§ **Task description**
Repeat only the lines from the one containing "Output a JSON" to the final line below, exactly as they read, and leave every picture out.

§ **Exercise input**
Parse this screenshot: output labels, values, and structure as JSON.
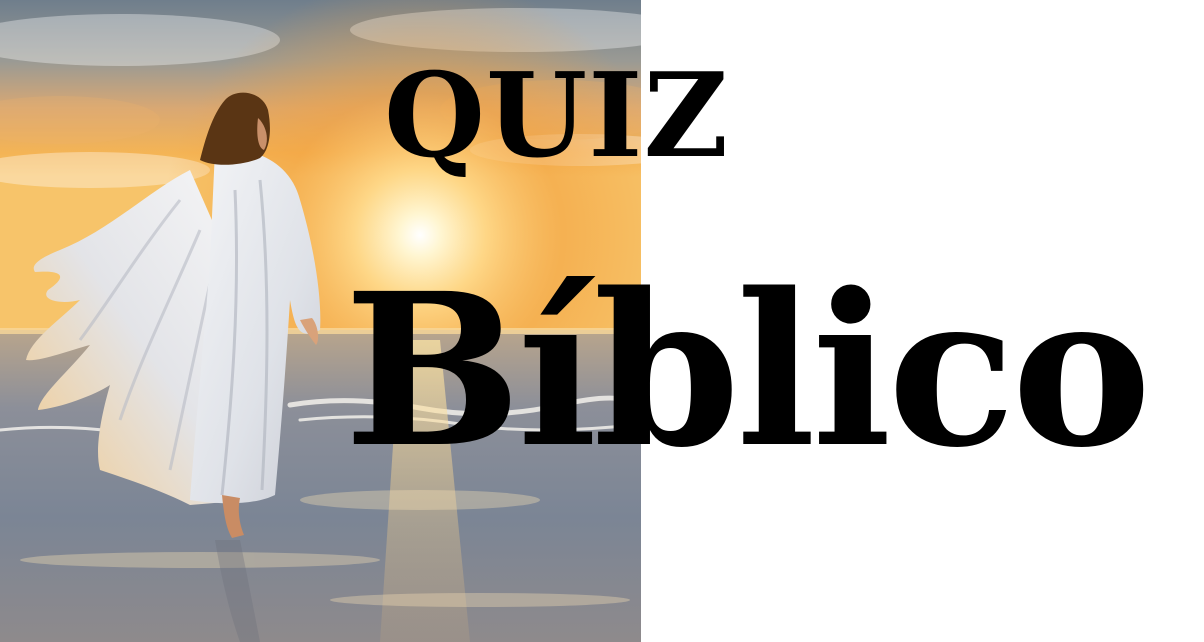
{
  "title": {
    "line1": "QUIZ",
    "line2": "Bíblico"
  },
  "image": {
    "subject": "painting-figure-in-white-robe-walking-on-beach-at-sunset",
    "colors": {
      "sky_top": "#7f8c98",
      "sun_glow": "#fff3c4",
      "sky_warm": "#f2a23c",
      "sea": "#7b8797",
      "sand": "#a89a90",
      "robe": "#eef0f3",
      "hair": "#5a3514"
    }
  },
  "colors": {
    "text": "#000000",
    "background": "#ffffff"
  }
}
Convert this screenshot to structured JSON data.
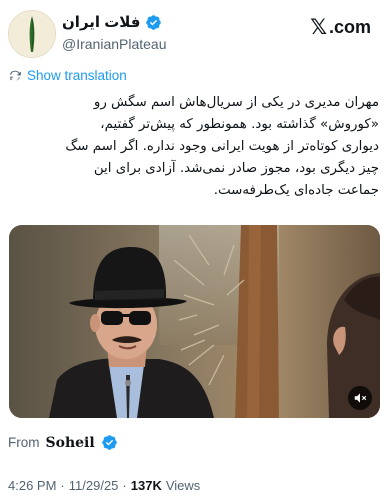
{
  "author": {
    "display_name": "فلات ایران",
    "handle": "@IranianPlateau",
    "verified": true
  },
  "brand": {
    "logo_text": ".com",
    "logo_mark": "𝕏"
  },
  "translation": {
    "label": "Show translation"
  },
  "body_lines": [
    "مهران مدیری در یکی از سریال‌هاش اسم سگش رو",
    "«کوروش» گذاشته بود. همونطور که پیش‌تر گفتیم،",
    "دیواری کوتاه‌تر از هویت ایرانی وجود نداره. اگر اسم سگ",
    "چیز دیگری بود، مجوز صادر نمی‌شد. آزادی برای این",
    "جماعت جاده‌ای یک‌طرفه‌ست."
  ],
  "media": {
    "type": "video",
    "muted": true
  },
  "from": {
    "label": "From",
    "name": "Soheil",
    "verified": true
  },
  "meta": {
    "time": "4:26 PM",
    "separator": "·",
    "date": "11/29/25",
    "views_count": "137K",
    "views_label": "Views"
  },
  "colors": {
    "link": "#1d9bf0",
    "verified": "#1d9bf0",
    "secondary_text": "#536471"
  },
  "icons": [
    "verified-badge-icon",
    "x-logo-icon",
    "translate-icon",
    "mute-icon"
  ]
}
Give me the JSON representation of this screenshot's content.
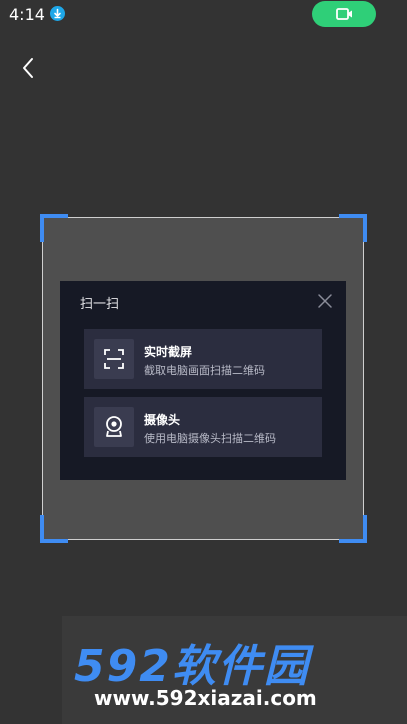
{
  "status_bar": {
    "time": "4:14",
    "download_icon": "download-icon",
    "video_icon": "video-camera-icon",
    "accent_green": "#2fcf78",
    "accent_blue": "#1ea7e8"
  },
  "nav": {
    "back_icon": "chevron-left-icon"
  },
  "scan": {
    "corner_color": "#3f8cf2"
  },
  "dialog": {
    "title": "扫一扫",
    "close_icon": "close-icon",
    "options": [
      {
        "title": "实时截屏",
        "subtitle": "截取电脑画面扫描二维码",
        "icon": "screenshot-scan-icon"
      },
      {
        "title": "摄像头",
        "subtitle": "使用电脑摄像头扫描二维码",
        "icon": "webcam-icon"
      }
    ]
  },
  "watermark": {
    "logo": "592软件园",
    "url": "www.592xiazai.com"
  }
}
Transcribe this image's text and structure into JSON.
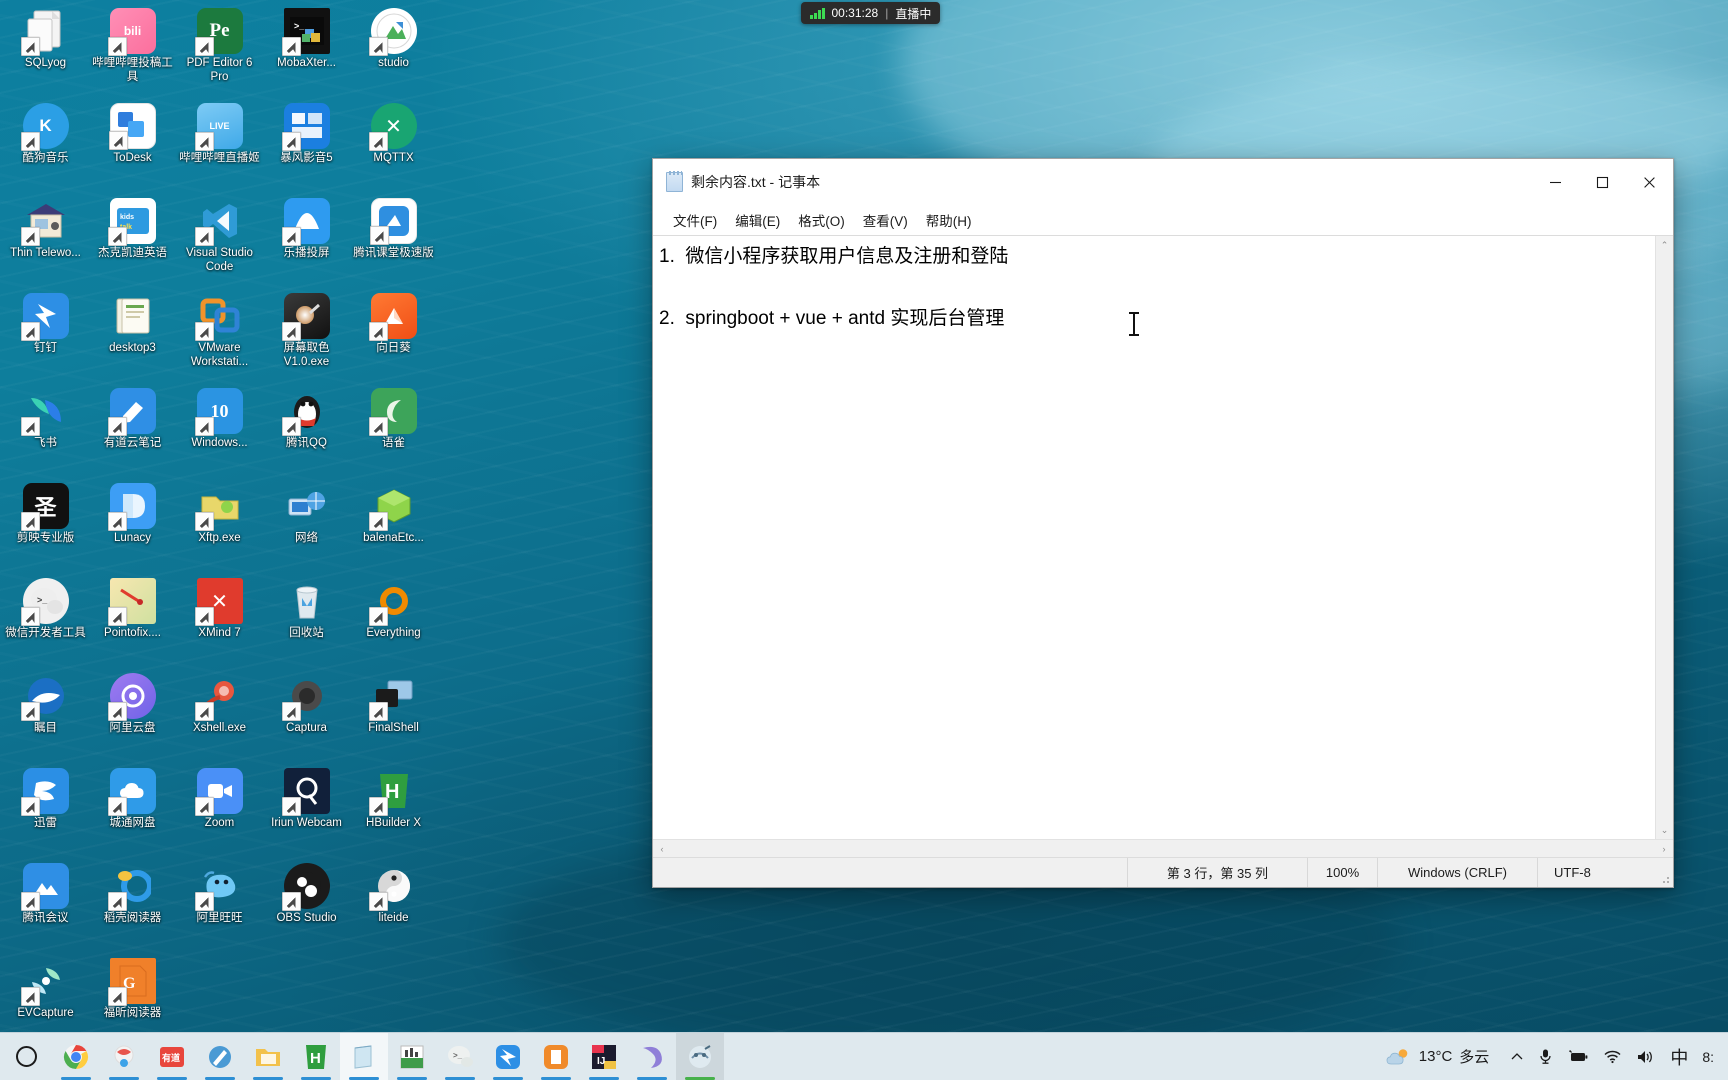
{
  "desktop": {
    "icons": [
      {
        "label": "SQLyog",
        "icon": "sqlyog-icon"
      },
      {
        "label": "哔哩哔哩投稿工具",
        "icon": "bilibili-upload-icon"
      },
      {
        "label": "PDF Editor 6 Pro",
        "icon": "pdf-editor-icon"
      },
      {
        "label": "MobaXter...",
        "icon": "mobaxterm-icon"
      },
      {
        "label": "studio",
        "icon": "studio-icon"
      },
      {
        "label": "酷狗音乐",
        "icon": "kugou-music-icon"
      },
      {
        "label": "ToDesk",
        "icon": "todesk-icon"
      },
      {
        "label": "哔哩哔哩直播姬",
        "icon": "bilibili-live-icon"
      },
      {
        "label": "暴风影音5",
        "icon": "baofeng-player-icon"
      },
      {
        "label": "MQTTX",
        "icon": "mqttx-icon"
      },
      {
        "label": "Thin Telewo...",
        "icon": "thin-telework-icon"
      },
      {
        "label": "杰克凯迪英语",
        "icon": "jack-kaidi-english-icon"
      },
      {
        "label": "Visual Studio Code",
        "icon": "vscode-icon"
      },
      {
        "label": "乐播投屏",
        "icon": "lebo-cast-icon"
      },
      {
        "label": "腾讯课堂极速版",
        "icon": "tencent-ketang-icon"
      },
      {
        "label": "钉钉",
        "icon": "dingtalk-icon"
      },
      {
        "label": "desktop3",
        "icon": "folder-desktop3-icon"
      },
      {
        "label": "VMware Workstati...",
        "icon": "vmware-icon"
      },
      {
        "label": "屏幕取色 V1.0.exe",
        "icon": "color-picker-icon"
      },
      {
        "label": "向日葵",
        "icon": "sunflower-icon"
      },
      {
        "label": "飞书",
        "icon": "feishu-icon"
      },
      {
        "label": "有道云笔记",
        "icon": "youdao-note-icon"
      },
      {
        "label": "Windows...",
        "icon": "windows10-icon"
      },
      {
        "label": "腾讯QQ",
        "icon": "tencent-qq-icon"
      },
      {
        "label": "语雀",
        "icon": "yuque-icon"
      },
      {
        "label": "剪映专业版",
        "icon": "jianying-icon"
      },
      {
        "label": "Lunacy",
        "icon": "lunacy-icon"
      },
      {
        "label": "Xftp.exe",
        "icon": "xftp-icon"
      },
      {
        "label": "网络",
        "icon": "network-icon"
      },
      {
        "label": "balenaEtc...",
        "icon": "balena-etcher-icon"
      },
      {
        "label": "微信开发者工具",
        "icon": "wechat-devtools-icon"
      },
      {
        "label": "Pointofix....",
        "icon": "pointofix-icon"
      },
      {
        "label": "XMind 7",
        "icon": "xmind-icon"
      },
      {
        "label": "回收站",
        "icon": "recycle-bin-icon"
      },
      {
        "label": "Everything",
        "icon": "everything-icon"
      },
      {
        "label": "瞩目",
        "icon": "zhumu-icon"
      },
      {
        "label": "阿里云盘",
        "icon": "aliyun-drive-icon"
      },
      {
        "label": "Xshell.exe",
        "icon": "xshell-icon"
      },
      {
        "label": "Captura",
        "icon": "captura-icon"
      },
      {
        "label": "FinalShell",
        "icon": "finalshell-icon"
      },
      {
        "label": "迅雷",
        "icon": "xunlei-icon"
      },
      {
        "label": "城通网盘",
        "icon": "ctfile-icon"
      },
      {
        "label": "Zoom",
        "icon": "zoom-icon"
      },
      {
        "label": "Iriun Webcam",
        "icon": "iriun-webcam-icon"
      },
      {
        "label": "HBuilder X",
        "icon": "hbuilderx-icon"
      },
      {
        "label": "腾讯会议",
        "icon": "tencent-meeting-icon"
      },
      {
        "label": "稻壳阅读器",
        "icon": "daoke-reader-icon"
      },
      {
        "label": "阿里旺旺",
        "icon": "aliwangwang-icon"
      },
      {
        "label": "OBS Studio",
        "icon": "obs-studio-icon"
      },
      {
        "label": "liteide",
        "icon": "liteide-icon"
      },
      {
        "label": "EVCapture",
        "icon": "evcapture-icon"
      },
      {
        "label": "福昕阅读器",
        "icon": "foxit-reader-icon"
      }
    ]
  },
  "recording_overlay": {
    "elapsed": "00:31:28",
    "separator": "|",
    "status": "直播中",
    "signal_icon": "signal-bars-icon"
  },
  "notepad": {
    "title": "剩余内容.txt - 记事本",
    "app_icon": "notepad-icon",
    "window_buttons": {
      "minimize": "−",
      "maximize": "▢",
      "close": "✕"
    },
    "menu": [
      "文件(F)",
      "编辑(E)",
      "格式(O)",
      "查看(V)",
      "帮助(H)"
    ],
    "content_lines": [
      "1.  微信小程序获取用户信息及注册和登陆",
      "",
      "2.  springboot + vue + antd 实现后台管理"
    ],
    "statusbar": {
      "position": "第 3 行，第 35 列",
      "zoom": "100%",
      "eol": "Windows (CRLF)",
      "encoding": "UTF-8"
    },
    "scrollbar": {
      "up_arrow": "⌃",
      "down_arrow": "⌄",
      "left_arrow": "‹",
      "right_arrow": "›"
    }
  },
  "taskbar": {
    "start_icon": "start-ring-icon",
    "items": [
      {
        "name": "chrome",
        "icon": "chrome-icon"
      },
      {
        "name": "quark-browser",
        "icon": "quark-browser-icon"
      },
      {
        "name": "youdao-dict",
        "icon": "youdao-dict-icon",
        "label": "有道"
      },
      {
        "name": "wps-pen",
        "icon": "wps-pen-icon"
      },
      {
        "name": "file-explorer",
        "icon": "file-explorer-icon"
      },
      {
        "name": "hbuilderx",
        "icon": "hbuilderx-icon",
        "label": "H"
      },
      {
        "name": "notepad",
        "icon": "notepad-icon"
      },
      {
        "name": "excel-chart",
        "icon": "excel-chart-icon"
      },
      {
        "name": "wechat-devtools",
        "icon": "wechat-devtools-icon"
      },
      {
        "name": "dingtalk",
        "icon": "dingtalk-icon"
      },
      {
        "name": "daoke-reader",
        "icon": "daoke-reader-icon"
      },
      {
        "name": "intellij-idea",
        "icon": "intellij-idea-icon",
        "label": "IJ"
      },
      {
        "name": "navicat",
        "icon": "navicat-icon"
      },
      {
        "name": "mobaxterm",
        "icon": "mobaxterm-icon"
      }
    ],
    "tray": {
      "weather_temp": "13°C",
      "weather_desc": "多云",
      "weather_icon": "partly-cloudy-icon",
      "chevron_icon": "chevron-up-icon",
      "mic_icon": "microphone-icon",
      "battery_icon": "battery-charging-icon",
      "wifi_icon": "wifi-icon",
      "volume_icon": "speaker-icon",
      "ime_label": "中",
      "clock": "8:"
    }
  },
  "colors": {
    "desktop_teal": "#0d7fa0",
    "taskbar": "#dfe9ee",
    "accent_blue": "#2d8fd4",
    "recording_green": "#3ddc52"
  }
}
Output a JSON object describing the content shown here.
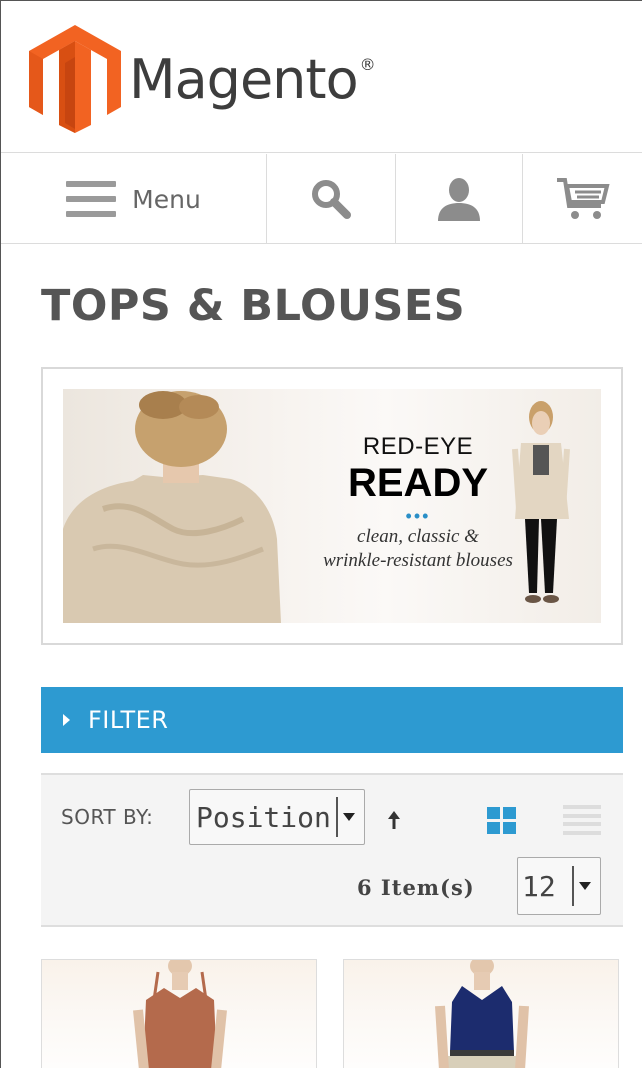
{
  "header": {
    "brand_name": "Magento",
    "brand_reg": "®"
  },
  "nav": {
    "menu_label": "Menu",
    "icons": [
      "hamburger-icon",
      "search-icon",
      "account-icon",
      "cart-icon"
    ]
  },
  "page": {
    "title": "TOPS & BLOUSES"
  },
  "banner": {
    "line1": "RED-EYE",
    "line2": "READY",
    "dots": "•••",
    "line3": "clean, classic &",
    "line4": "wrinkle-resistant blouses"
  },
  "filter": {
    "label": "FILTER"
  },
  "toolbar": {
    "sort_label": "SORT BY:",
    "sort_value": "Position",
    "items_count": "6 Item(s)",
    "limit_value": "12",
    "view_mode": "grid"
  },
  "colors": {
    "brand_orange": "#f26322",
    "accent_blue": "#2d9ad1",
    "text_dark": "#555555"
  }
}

§ **Solution below**
Output a JSON object describing the content shown here.
{
  "header": {
    "brand_name": "Magento",
    "brand_reg": "®"
  },
  "nav": {
    "menu_label": "Menu",
    "icons": [
      "hamburger-icon",
      "search-icon",
      "account-icon",
      "cart-icon"
    ]
  },
  "page": {
    "title": "TOPS & BLOUSES"
  },
  "banner": {
    "line1": "RED-EYE",
    "line2": "READY",
    "dots": "•••",
    "line3": "clean, classic &",
    "line4": "wrinkle-resistant blouses"
  },
  "filter": {
    "label": "FILTER"
  },
  "toolbar": {
    "sort_label": "SORT BY:",
    "sort_value": "Position",
    "items_count": "6 Item(s)",
    "limit_value": "12",
    "view_mode": "grid"
  },
  "colors": {
    "brand_orange": "#f26322",
    "accent_blue": "#2d9ad1",
    "text_dark": "#555555"
  }
}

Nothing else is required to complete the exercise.